Here is another one of my posts on gay marriage from the old JRE blog. That was a very hot issue to discuss. I posted this one on November 09, 2003:
See also here: http://sciencepolitics.blogspot.com/2004/08/definition-semantics-and-future-of.html
for more on the topic. After reading and thinking a lot about this topic, I am not so sure I would sign these posts today. I am in the process of changing my mind on this.

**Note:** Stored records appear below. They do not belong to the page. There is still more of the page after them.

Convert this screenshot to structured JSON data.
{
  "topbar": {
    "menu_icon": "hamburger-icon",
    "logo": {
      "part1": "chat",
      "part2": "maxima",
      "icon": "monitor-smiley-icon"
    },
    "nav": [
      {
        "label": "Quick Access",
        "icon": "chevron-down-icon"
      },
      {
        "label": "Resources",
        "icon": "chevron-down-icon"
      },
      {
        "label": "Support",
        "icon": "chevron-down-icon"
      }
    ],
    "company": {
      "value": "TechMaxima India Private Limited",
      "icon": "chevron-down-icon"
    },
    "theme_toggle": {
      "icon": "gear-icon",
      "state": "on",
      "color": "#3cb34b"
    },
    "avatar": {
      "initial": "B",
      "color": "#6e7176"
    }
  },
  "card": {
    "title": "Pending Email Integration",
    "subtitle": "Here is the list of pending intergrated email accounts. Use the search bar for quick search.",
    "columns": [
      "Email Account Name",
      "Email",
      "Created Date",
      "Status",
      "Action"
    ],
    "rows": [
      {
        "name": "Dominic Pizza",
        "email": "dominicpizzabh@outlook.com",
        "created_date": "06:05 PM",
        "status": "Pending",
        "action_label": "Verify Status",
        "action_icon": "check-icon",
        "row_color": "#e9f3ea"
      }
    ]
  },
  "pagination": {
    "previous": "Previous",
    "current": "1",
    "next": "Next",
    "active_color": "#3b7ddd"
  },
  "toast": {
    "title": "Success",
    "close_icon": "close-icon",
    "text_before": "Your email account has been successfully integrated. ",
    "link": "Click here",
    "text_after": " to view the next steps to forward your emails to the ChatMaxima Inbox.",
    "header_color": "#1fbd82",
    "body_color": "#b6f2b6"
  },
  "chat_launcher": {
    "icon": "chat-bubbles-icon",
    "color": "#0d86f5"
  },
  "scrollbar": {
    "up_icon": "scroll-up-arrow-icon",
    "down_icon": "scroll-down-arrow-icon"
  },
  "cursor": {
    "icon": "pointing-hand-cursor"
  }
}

Hmmmm....What follows are MY thoughts and not neccessarily something that Edwards agrees on, i.e., I am writing for myself and not as an Edwards supporter right now. The thousand provisions in various laws are not favoring just hetero- over homo-sexual marriage. It also favores a particular, narrowly defined type of relationship over all others, including over living alone. That narrow definition of marriage contains several criteria: 1) church-sanctioned, 2) state-sanctioned, 3) monogamous, 4) exclusive, 5) heterosexual, 6) fertile, 7) indefinite (till death do us part). Roots of these criteria are complex: biological, historical, social, religious, political and economic. Recent book by Laura Kipnis "Against Love", although brilliantly-written and very thought provoking, is deficient because it stresses the economic and ignores other factors. Vast increase in life-span, invention of contraceptives, cures for most STDs, gender equality, increasing secularity, as well as economic forces are making the 7 criteria obsolete, whether you like it or not. Marriage is not about inheritance along patriarchal line any more. It is not about the first son inheriting the family farm. With 1/4 billion people in the US now, there is a wide variety of needs and wants people have regarding relationships. Many marriages are not church-sanctioned any more. Getting hitched in the courthouse is quite acceptable these days (that was not always the case). There were always infertile couples, but only recently it has become acceptable for a couple to DECIDE not to have kids. Living together with no state sanctioning is also not a no-no any more (it is legally the same as marriage in places like Sweden). Divorce has become common-place and, although it is still set up to be costly and painful, is mostly not perceived as sin any more. Actually, serial monogamy is quickly becoming the norm. Cheating has been going on since the beginning of time, because the marriages were arranged for economic reasons, nobody expected to find love in marriage, nobody connected sex with love, so people naturally found love (with or without sex) outside of marriage. It is only in this century that we started to expect the equation marriage = love = sex to be true. Every time any of these criteria started being eroded, there was an outcry from the social conservatives, but you can not stop these changes. Gay relationships, as marriage or not, are the current fight. When that is over, just wait and see, we'll be fighting over polygamy vs. monogamy!!! I bet, within 50 years or so, the definition of marriage is going to become so vague, the variety of types of marriages and other relationships is going to be so large, and legal (financial) differences between all types of relationships erased from the books, we will not have this kind of issue to discuss at all. It will transform itself into a much broader discussion about varieties of human experience, for better or for worse, you decide.